- Plexogenic arteriopathy (50% cases, worst prognosis)
- Associated with the plexiform lesion, an unusual pathological entity consisting of a mass of disorganised vessels associated with endothelial cells, smooth muscle cells, and myofibroblasts (angiogenic response to underlying vascular injury).
- Thrombotic arteriopathy
- Similar pulmonary vascular histology with multiple thrombi (give the abnormal patchy appearance seen in a ventilation perfusion scan and may be a consequence of endothelial injury).
- Anticoagulants improve survival
- Pulmonary veno-occlusive disease (< 10% cases)
- Separate entity with intimal proliferation of the intrapulmonary veins rather than arteries.
It is a progressive disease usually affecting the arterial side of the pulmonary circulation and, if untreated, progresses to severe pulmonary hypertension and, finally, right heart failure.
- Breathlessness with no other obvious cause (M/C symptom at presentation)
Specific signs of pulmonary hypertension:
- Loud pulmonary second sound
- Right ventricular heave
- Pulmonary flow murmur
Signs of right heart dysfunction:
- Raised jugular venous pressure
- V-waves in the neck
- Hepatic pulsation
- Swollen ankles
- Signs of co-existent disease: Primary pulmonary, cardiac, or liver disease
- Evidence of: venous thrombosis or connective tissue, thyroid or HIV disease).
May take up to 18 months to diagnose and, following diagnosis, the median survival is under two years.

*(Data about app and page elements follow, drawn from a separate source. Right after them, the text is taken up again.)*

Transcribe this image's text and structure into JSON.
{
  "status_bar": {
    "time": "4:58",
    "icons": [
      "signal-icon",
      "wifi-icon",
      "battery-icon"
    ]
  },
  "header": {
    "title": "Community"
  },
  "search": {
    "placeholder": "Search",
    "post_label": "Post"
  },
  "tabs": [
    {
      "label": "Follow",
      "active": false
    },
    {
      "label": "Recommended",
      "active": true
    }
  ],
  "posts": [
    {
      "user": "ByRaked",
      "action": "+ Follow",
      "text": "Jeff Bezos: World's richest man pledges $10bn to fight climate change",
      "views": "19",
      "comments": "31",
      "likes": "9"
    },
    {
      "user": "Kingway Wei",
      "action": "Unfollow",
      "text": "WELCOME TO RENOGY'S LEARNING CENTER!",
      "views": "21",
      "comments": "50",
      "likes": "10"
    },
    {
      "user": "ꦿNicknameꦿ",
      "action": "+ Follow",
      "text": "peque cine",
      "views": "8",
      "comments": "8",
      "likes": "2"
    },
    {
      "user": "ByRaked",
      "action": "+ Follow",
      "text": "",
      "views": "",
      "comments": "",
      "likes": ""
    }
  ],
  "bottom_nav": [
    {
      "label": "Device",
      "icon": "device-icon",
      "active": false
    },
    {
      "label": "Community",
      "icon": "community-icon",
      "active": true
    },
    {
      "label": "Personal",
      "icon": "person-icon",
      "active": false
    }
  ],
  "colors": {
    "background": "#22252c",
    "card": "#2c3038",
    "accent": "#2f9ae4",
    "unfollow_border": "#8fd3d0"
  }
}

Right heart catheterization (DIAGNOSTIC):Usually performed using a Swan Ganz triple lumen thermodynamic catheter inserted under fluoroscopic control via the right femoral vein.
- Mean PAP >25 mmHg at rest and >30 mmHg during exercise, with a normal pulmonary capillary wedge pressure.
Chest radiograph:Of limited benefit but may show enlargement of the heart or main pulmonary artery or peripheral pruning of vessels.
Ventilation-perfusion scan:May show the presence of mismatched defects indicating possible underlying thromboembolism, but defects may also be seen in pure intrinsic vascular disease, particularly the thrombotic variant. The ventilation scan will be normal but the perfusion scan may show patchy loss consistent with vascular obstruction.
Computed tomographic (CT) angiogram:Exclude parenchymal lung disease but volume scans of the central pulmonary arteries after injection of contrast may help to demonstrate major intravascular clot.
Selective pulmonary angiography:
Treatment aimed at lowering PAP, increasing cardiac output, and decreasing in situ thrombosis.
Anticoagulants (prevent in situ thrombosis):
- Long-term treatment with warfarin improves the prognosis in PPH.
- Treatment goal: To achieve an international normalised ratio (INR) of 2
Calcium channel blockers (CCB) (oral drug of choice as vasodilators):
- High-dose dihydropyridine blockers:
- Diltiazem (up to 720 mg daily)
- Nifedipine (up to 300 mg daily)
- Diazoxide, captopril, and hydralazine
Inotropic agents:Used once maximum vasodilation has been achieved (particularly if there is concomitant use of CCBs which are known to be negatively inotropic) since right heart dysfunction is a sequel of severe pulmonary hypertension.
Lung transplantationLast resort